> [EXERCISE BRIEF]: Every entry must be output exactly as it is written.

> [MATERIALS PROVIDED]:
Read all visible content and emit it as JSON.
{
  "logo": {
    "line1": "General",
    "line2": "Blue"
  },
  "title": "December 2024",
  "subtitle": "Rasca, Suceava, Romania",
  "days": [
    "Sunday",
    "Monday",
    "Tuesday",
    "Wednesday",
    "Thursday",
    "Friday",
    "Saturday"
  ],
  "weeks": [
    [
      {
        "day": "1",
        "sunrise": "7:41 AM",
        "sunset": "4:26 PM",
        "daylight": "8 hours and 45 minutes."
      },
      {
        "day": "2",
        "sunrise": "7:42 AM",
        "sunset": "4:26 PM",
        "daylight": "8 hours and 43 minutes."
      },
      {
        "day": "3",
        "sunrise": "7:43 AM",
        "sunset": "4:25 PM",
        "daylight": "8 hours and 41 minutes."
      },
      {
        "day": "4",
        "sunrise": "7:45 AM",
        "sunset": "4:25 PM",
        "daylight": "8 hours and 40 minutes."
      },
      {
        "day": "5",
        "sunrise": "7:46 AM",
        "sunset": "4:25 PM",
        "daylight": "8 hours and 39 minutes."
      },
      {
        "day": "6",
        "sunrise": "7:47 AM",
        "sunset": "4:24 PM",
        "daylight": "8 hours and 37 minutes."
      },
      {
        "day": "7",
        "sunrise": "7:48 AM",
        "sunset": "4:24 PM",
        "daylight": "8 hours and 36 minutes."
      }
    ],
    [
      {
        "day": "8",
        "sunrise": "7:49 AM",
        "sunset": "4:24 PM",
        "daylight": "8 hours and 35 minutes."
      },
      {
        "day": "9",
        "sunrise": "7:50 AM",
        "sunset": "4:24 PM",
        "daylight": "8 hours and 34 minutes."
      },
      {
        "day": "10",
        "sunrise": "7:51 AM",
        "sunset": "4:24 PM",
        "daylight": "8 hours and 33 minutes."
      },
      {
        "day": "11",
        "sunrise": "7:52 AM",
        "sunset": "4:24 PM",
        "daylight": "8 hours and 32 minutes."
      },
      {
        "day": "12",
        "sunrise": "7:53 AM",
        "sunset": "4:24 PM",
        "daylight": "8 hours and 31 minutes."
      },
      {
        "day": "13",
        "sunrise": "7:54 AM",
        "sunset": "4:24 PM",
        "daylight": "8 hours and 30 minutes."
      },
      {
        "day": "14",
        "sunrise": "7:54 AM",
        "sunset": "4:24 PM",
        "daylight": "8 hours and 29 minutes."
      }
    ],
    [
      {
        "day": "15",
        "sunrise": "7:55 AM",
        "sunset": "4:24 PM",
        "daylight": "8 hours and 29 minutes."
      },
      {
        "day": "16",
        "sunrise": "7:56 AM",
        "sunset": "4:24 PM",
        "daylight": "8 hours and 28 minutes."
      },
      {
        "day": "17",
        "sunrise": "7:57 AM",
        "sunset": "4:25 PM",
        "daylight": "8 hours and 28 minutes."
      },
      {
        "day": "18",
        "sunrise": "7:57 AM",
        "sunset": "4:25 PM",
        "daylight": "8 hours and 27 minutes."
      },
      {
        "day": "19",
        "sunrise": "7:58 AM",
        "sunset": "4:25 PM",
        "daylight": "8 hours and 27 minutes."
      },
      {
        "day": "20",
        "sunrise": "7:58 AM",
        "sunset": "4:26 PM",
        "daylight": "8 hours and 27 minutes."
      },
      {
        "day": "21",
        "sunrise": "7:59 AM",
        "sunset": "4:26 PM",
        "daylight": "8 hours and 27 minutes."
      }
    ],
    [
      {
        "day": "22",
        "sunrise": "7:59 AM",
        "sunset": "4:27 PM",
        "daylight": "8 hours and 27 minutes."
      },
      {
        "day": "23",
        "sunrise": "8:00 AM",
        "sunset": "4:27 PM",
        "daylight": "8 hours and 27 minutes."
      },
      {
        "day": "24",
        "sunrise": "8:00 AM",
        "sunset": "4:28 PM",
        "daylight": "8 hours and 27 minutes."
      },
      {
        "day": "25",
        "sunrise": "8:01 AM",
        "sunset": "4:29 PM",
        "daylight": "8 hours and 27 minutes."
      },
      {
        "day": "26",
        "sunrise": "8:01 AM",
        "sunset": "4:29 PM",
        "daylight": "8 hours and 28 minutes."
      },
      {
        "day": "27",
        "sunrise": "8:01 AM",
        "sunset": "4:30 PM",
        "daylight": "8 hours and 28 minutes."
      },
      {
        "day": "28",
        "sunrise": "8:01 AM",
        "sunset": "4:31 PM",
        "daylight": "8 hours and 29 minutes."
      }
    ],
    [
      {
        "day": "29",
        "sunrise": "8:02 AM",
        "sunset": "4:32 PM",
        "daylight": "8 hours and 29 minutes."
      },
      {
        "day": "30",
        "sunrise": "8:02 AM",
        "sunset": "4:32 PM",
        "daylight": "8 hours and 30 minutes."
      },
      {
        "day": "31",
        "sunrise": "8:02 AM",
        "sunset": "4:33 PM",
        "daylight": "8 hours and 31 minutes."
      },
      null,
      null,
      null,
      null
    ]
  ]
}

> [RESPONSE]:
Read all visible content and emit it as JSON.
{
  "logo": {
    "line1": "General",
    "line2": "Blue"
  },
  "title": "December 2024",
  "subtitle": "Rasca, Suceava, Romania",
  "days": [
    "Sunday",
    "Monday",
    "Tuesday",
    "Wednesday",
    "Thursday",
    "Friday",
    "Saturday"
  ],
  "weeks": [
    [
      {
        "day": "1",
        "sunrise": "7:41 AM",
        "sunset": "4:26 PM",
        "daylight": "8 hours and 45 minutes."
      },
      {
        "day": "2",
        "sunrise": "7:42 AM",
        "sunset": "4:26 PM",
        "daylight": "8 hours and 43 minutes."
      },
      {
        "day": "3",
        "sunrise": "7:43 AM",
        "sunset": "4:25 PM",
        "daylight": "8 hours and 41 minutes."
      },
      {
        "day": "4",
        "sunrise": "7:45 AM",
        "sunset": "4:25 PM",
        "daylight": "8 hours and 40 minutes."
      },
      {
        "day": "5",
        "sunrise": "7:46 AM",
        "sunset": "4:25 PM",
        "daylight": "8 hours and 39 minutes."
      },
      {
        "day": "6",
        "sunrise": "7:47 AM",
        "sunset": "4:24 PM",
        "daylight": "8 hours and 37 minutes."
      },
      {
        "day": "7",
        "sunrise": "7:48 AM",
        "sunset": "4:24 PM",
        "daylight": "8 hours and 36 minutes."
      }
    ],
    [
      {
        "day": "8",
        "sunrise": "7:49 AM",
        "sunset": "4:24 PM",
        "daylight": "8 hours and 35 minutes."
      },
      {
        "day": "9",
        "sunrise": "7:50 AM",
        "sunset": "4:24 PM",
        "daylight": "8 hours and 34 minutes."
      },
      {
        "day": "10",
        "sunrise": "7:51 AM",
        "sunset": "4:24 PM",
        "daylight": "8 hours and 33 minutes."
      },
      {
        "day": "11",
        "sunrise": "7:52 AM",
        "sunset": "4:24 PM",
        "daylight": "8 hours and 32 minutes."
      },
      {
        "day": "12",
        "sunrise": "7:53 AM",
        "sunset": "4:24 PM",
        "daylight": "8 hours and 31 minutes."
      },
      {
        "day": "13",
        "sunrise": "7:54 AM",
        "sunset": "4:24 PM",
        "daylight": "8 hours and 30 minutes."
      },
      {
        "day": "14",
        "sunrise": "7:54 AM",
        "sunset": "4:24 PM",
        "daylight": "8 hours and 29 minutes."
      }
    ],
    [
      {
        "day": "15",
        "sunrise": "7:55 AM",
        "sunset": "4:24 PM",
        "daylight": "8 hours and 29 minutes."
      },
      {
        "day": "16",
        "sunrise": "7:56 AM",
        "sunset": "4:24 PM",
        "daylight": "8 hours and 28 minutes."
      },
      {
        "day": "17",
        "sunrise": "7:57 AM",
        "sunset": "4:25 PM",
        "daylight": "8 hours and 28 minutes."
      },
      {
        "day": "18",
        "sunrise": "7:57 AM",
        "sunset": "4:25 PM",
        "daylight": "8 hours and 27 minutes."
      },
      {
        "day": "19",
        "sunrise": "7:58 AM",
        "sunset": "4:25 PM",
        "daylight": "8 hours and 27 minutes."
      },
      {
        "day": "20",
        "sunrise": "7:58 AM",
        "sunset": "4:26 PM",
        "daylight": "8 hours and 27 minutes."
      },
      {
        "day": "21",
        "sunrise": "7:59 AM",
        "sunset": "4:26 PM",
        "daylight": "8 hours and 27 minutes."
      }
    ],
    [
      {
        "day": "22",
        "sunrise": "7:59 AM",
        "sunset": "4:27 PM",
        "daylight": "8 hours and 27 minutes."
      },
      {
        "day": "23",
        "sunrise": "8:00 AM",
        "sunset": "4:27 PM",
        "daylight": "8 hours and 27 minutes."
      },
      {
        "day": "24",
        "sunrise": "8:00 AM",
        "sunset": "4:28 PM",
        "daylight": "8 hours and 27 minutes."
      },
      {
        "day": "25",
        "sunrise": "8:01 AM",
        "sunset": "4:29 PM",
        "daylight": "8 hours and 27 minutes."
      },
      {
        "day": "26",
        "sunrise": "8:01 AM",
        "sunset": "4:29 PM",
        "daylight": "8 hours and 28 minutes."
      },
      {
        "day": "27",
        "sunrise": "8:01 AM",
        "sunset": "4:30 PM",
        "daylight": "8 hours and 28 minutes."
      },
      {
        "day": "28",
        "sunrise": "8:01 AM",
        "sunset": "4:31 PM",
        "daylight": "8 hours and 29 minutes."
      }
    ],
    [
      {
        "day": "29",
        "sunrise": "8:02 AM",
        "sunset": "4:32 PM",
        "daylight": "8 hours and 29 minutes."
      },
      {
        "day": "30",
        "sunrise": "8:02 AM",
        "sunset": "4:32 PM",
        "daylight": "8 hours and 30 minutes."
      },
      {
        "day": "31",
        "sunrise": "8:02 AM",
        "sunset": "4:33 PM",
        "daylight": "8 hours and 31 minutes."
      },
      null,
      null,
      null,
      null
    ]
  ]
}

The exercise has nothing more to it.